THE BREAKER’S SHOULDER
A lot of bboys and bgirls have problems with their shoulder when they go down to the floor in breaking. The shoulder is a joint that is mostly held up by muscles. Because of this, the proper physical preparation of the shoulder muscles is essential for having a professional breaking career.
I) INJURY PREVENTION
HOW CAN I DANCE WITHOUT GETTING INJURED?
It is very important to prepare your shoulder to handle the high impact moves in breaking. Because the shoulder joint itself has poor stability and is held up mostly by muscles, it is essential to warm up properly before training. It is equally important to stretch and cool down after training and to train the muscles and the proprioception of the shoulder separately apart from the breaking training. A good training of the proprioception includes doing a handstand or balancing on one hand.
One of the most important muscles concerning the shoulder joint is the serratus muscle. The serratus muscle has its origin on the surface of the first to the eight rib at the side of the chest and inserts along the entire anterior length of the medial border of the blade bone. If the serratus muscle contracts the blade bone lays flat on the ribs.
In the video THE BREAKER’S SHOULDER you can see some exercises to strengthen your serratus muscle and to prevent shoulder injuries.
Check out the video and you are going to learn:
- How to improve the stability and perception of the shoulder joint
- How to strengthen shoulder muscles, especially the important serratus muscle
- How to stretch shoulder muscles safely and effectively
II) CAUSE OF INJURY
WHY DO I GET INJURED SO OFTEN?
Most injuries of bboys and bgirls are due to the high impact onto the shoulder while in poor stability positions. For Breaking moves, where the shoulder is in an end of range position, the shoulder joint needs a lot of stability. In powermoves like airflair or ellbowtracks, freezes like bridge, hollow back or airchair and jumps onto the shoulder, the shoulder joint has to handle different tasks at the same time: it has to stabilise, strengthen and absorb the high impact.
Another reason for shoulder pain in breakers is poor stability and a movement of the blade bone, the scapula, that is not physiologic.
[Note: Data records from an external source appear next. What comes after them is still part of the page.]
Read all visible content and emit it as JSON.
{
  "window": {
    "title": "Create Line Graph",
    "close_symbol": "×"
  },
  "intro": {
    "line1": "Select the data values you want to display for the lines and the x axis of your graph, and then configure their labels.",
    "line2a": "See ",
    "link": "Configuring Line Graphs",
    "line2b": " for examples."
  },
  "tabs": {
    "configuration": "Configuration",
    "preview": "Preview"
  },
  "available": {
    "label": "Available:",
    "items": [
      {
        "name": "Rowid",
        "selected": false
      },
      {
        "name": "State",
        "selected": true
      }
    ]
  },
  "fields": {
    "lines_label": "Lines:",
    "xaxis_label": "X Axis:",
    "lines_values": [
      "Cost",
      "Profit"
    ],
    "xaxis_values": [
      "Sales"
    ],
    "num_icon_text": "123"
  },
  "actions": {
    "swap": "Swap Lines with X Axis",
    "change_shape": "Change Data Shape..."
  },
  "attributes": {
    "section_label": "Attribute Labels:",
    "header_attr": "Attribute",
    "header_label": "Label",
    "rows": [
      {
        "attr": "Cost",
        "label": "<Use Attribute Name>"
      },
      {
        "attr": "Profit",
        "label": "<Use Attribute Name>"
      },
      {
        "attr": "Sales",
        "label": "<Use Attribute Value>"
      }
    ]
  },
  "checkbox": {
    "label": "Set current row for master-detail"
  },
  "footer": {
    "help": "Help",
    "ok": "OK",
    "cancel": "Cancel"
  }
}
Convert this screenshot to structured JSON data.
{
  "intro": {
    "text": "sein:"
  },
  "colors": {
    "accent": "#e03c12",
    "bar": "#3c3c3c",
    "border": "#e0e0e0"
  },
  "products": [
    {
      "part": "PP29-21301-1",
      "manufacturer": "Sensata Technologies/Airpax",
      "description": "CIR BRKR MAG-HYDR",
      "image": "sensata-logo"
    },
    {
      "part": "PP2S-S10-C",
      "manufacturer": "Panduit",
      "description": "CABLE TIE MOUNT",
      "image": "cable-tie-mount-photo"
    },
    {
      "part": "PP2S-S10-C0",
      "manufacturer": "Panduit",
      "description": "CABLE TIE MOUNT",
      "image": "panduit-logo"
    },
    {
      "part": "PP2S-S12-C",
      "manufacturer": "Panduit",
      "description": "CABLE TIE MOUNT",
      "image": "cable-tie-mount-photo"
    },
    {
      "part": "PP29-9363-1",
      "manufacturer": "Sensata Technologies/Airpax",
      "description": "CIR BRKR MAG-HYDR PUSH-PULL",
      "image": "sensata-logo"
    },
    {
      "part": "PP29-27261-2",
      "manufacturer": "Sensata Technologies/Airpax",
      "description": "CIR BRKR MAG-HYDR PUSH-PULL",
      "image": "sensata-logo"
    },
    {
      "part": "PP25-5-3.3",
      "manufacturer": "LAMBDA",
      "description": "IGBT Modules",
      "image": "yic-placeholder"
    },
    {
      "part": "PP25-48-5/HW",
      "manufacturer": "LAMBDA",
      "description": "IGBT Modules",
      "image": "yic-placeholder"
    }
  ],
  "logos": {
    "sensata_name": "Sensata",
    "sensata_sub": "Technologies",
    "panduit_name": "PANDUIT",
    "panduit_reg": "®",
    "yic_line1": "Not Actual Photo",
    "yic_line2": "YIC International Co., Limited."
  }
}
A bboy or bgirl needs to have good control of and high stability in his or her shoulder blade to master the specific movements in breaking. This control is needed especially in most of footworks, in powermoves such as swipes and flairs and freezes such as airfreezes where the whole body weight is put onto the shoulders.
III) PHYSIOTHERAPEUTIC ADVICE
My advice as a physiotherapist is to train with your brain. Try doing the moves in such a way that is the best for your body.
Analyse yourself more. If you want to do a new move, try to figure out the best way for it to adapt to your body conditions and body constitutions.
Apart from your breaking training, you should also include a separate muscle and proprioception training.
SOPHIE MANUELA LINDNER
- Bgirl since 2007
Hip Hop since 2001
Contemporary since 1999
Classical ballet since 1999
- Sports physiotherapist BSc MA
- Founder & Manager of Urban Dance Health
- Associate Researcher CIT Research Institute
- Representing M.O.T. Crew from Salzburg/Austria
and Skill Sisters Crew from Stuttgart/Germany
- Homepage: www.sophielindner.com
- Facebook: Urban Dance Health
Personal page: Sophie Manuela Lindner
- Instagram: Urban Dance Health
- Youtube channel: Urban Dance Health
Sophie Manuela ‚Sophiela‘ Lindner is a sports physiotherapist and Bgirl. Since 2007 she is active in the Breaking scene. With her bgirl crew Skill Sisters she represented Germany at the international Bgirl Battle at Battle of the Year 2015.
In order to share dance-medical knowledge to urban dancers, Sophie established ‚Urban Dance Health‘ in 2012. As a physiotherapist specializing on dancers, Sophie regularly gives Health Workshops, Health Check-Ups and Health care for professional urban dancers, including the Red Bull BC One All Stars and the Red Bull Flying Illusion Company.
Today she is working as a physiotherapist at the Haid Gesundheitswerkstatt, a clinic specialized on myoreflextherapy, dancers, musicians and chronic pain outpatients, and as an associate researcher at the CIT Research Institute in Stuttgart.
Get Sophie’s full CV here.